District of Columbia    
Publication Date
Brookings Institution
This study analyzes where housing permits were issued in Washington, D.C., between 2008 and 2015. The author found that 80 percent of new residences were built in only 8 of the city's 40 neighborhoods, and no units were built in one-third of the neighborhoods. In addition, buildings with more than 50 units accounted for 70 percent of the new housing.

In particular, the author sought to determine which neighborhoods had the greatest increase in housing supply and which neighborhoods should have experienced an increase. Contrary to basic economic theory, the study found that new, dense housing was not built in neighborhoods with the highest land values.

The report posits that zoning regulations are a major reason for this unexpected finding. Almost all of the high-value neighborhoods were zoned for low-density single-family housing. Further, residents of those areas voiced opposition to more permissive zoning at public hearings for the city's comprehensive plan update.

Since most of the housing construction did not occur in high-value neighborhoods, those neighborhoods did not provide their "fair share" of housing, according to the author.
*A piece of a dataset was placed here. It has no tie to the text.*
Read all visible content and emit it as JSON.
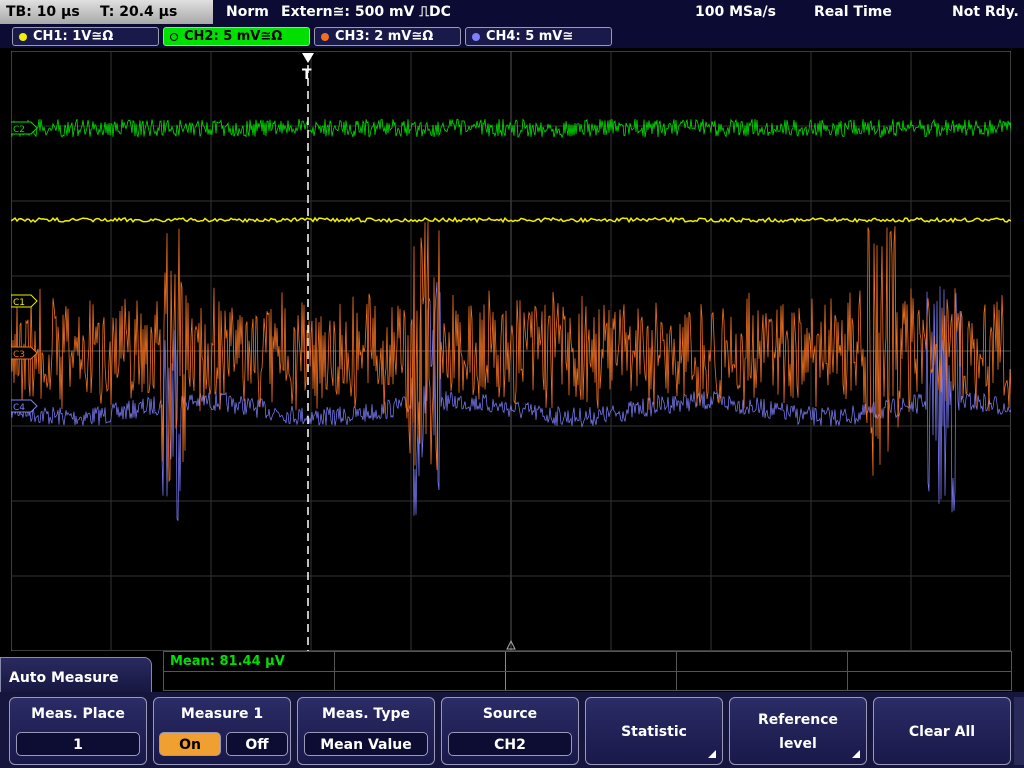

The undersupply of luxury housing in affluent neighborhoods forced demand to spread to nearby moderate-income areas, which were then susceptible to gentrification and increased rents.